The European Union is experiencing an unprecedented crisis. Moreover, the epicenter of that crisis is in Western Europe. The recent vote by the British people to leave the European Union is one illustration; the challenges facing Italy are another. Even France and Germany, the partner-countries that provide the historic engine for European integration, are in difficulty. And the implications threaten the whole of the European project. The purpose of this course is to explain why that is the case. In doing so, we take advantage of the fact that SAIS exists on both sides of the Atlantic – bringing together students in Washington and Bologna to explore how Europe was meant to rescue the national state and what has brought European integration to its current impasse. Students who enroll in the course should come away with an understanding both of the internal workings of the main countries of Western Europe and the dynamics that affect the continent as a whole. In that sense, the course provides much that is relevant to the European and Eurasian Studies comprehensive examination in comparative political economy. The course also complements instruction provided on the countries of Central and Eastern Europe and in European Financial Markets. Familiarity with the political economy of European integration (and the institutions of the European Union) would be an advantage but is not a prerequisite. Students who have followed ‘West European Political Economies’ in Bologna should not take this course for credit.<a href="http://bit.ly/1bebp5s" target="_blank">Click here to see evaluations, syllabi, and faculty bios</a>

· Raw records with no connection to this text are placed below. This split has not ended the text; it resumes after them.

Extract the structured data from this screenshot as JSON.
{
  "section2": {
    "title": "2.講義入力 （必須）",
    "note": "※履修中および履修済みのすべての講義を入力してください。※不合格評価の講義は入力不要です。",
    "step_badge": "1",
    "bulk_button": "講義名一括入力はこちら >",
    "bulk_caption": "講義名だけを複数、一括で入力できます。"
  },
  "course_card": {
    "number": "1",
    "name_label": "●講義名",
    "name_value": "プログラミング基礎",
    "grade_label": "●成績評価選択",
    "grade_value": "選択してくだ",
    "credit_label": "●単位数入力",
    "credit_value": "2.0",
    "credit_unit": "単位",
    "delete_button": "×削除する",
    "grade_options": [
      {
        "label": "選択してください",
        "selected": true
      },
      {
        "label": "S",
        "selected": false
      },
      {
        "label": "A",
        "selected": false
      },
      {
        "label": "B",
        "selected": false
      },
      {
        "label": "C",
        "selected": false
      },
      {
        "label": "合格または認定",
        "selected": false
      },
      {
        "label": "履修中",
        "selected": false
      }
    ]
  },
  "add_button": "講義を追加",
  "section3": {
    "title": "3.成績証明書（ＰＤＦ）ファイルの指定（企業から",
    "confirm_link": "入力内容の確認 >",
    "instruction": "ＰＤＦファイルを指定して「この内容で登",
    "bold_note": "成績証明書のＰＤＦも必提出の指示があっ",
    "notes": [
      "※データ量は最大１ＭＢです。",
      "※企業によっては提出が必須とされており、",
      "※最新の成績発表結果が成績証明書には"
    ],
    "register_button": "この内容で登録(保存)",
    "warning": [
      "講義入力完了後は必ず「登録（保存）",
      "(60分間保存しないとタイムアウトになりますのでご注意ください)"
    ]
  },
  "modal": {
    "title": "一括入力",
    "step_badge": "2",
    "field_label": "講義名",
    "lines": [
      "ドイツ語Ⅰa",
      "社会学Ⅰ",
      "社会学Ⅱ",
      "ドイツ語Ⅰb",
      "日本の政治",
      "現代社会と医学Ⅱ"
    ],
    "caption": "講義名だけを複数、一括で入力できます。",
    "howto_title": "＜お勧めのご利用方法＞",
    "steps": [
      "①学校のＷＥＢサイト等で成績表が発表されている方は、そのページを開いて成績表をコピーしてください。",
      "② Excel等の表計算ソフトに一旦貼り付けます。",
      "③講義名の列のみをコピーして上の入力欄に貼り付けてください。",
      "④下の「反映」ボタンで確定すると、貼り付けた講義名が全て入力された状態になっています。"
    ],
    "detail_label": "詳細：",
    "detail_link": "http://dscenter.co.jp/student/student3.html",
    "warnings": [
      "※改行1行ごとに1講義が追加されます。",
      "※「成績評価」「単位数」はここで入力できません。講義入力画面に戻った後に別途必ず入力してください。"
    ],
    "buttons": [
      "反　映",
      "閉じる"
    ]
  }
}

Prerequisite(s): Students may not register for this class if they have already received credit for SA.710.721[C] OR SA.700.721[C] OR SA.700.746[C]
Introduces the complex interactions of European and Islamic civilizations from the time of the Prophet until the contemporary era. Draws heavily on the cultural, political and military aspects of early encounters between Islam and Christianity. Analyzes the contemporary presence of Islam and Muslims in Europe by focusing on France, Germany and Britain. Examines the relevance of different models of secularism and citizenship in these three countries. Also addresses Islam in the Balkans, Europe’s relations with Turkey and the Middle East.<a href="http://www.sais-jhu.edu/resources/administrative-offices/how-access-course-syllabi-and-evaluations" target="_blank">Click here to see evaluations, syllabi, and faculty bios</a>

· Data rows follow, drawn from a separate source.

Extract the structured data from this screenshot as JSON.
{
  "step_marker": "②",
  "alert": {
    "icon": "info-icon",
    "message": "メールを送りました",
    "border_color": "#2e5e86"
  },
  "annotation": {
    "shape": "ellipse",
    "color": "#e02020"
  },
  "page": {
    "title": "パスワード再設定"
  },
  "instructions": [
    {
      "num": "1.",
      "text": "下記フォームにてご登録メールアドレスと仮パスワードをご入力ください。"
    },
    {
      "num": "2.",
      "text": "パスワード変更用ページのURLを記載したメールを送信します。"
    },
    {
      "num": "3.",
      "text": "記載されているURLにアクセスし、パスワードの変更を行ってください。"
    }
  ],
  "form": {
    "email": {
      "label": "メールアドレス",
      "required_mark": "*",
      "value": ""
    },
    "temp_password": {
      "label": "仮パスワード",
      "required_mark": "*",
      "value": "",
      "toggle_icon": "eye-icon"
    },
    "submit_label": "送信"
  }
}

The aim of this course is to provide advanced students of international studies with a firm understanding of the dynamics and processes that have driven European integration and shaped European politics and society. Its aim addresses three sets of basic questions: what is the European Union? What does the European Union do? How is the European Union changing politics and society? Clearly, we cannot be comprehensive in our coverage of the institutions nor of the policies that are part of the European project. Rather, our focus will be on understanding the forces that have shaped European integration, their consequences and what they may tell us about how political institutions and governing takes place. It aims to provoke some reflection on what the European Union tells us about the changing nature of governing in the contemporary world.

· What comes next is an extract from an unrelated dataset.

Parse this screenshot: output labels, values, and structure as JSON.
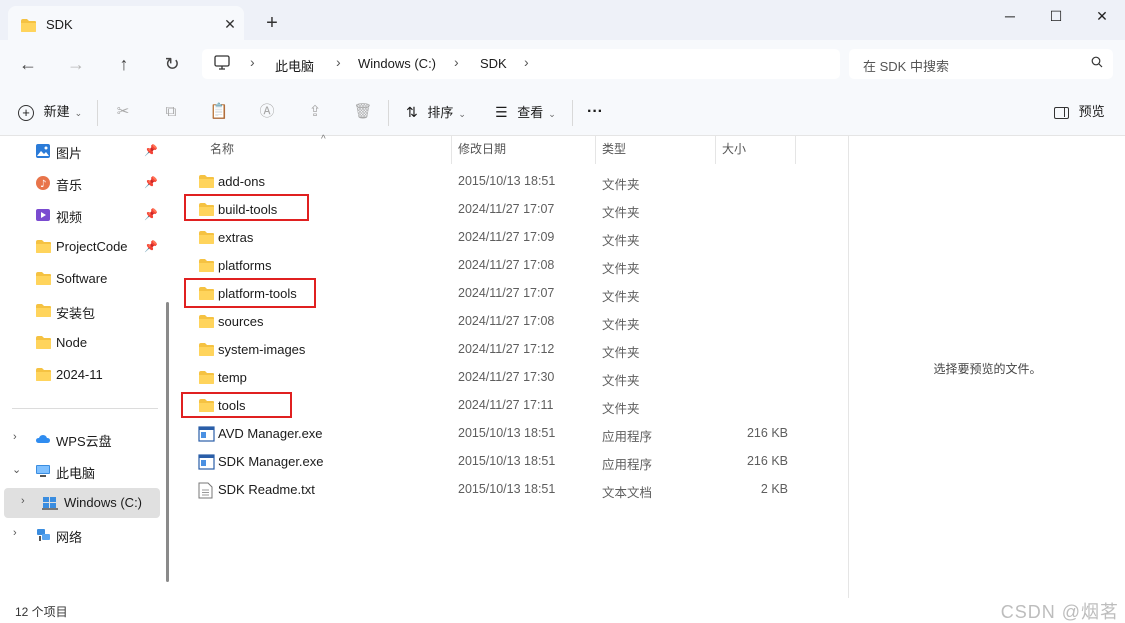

Explores factors at work in the cycles of conflict and outside control that mark the region. Considers the competing narratives that shape the identities and “history” of the Balkan peoples. Also looks at the problems of shifting borders and populations as well as the definition of the Balkans as a region—including exploration of why an area marginal to greater powers repeatedly draws them into dangerous involvements. The former Yugoslavia’s formation and collapse is a central focus, along with the growing Albanian universe and the roles of Greece, Romania and Bulgaria.<a href="http://www.sais-jhu.edu/resources/administrative-offices/how-access-course-syllabi-and-evaluations" target="_blank">Click here to see evaluations, syllabi, and faculty bios</a>